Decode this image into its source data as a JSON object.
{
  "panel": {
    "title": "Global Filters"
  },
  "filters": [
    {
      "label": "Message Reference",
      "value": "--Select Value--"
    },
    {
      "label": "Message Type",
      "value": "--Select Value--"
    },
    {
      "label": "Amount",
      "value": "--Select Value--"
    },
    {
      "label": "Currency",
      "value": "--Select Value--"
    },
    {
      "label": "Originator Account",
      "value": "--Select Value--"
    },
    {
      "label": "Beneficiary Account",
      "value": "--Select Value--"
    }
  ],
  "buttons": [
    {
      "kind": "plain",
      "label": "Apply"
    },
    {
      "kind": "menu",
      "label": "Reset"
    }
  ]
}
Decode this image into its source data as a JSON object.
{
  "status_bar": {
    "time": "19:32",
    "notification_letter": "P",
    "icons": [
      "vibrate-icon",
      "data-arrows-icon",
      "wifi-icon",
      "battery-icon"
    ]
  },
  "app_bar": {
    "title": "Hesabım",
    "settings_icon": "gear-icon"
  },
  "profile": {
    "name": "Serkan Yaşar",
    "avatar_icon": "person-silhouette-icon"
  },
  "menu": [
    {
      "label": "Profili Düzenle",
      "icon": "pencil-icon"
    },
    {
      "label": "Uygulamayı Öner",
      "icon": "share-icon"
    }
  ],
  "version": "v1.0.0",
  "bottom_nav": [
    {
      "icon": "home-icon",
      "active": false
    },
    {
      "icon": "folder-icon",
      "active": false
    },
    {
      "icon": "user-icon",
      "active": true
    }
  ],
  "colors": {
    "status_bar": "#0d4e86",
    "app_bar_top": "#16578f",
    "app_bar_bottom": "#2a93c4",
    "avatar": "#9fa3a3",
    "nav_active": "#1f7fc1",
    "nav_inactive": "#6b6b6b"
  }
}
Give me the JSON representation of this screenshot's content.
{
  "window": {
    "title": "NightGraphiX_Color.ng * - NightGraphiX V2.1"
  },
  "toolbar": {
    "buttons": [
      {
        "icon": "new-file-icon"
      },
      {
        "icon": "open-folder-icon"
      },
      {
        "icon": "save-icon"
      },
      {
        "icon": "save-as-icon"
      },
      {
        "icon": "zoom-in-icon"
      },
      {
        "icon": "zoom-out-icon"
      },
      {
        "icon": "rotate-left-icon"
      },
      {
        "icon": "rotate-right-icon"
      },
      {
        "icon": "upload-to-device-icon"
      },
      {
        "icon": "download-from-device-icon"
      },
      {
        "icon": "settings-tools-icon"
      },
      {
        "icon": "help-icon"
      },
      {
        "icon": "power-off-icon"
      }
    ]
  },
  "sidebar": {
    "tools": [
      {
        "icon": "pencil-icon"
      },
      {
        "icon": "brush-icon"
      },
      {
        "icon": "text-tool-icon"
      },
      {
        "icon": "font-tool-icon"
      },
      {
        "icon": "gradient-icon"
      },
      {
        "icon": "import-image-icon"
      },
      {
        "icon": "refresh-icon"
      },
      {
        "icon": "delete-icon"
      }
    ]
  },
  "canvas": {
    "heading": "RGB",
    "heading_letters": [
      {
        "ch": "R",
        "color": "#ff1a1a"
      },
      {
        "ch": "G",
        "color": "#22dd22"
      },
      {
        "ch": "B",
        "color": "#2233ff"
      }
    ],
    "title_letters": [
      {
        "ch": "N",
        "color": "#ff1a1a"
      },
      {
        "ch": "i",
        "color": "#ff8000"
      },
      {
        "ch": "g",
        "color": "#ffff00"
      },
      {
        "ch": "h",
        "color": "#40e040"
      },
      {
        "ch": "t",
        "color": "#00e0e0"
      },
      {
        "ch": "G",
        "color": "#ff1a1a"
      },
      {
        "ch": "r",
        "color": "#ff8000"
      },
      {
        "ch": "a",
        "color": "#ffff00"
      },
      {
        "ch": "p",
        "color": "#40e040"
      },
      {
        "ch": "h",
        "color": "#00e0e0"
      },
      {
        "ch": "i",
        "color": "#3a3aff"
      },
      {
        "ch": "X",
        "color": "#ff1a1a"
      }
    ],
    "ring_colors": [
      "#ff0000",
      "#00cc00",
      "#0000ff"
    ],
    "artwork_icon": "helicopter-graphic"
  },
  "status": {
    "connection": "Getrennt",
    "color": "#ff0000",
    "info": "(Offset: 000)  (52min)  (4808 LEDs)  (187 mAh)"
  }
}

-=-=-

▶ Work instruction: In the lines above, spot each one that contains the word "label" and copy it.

▶ Task response:
      "label": "Message Reference",
      "label": "Message Type",
      "label": "Amount",
      "label": "Currency",
      "label": "Originator Account",
      "label": "Beneficiary Account",
      "label": "Apply"
      "label": "Reset"
      "label": "Profili Düzenle",
      "label": "Uygulamayı Öner",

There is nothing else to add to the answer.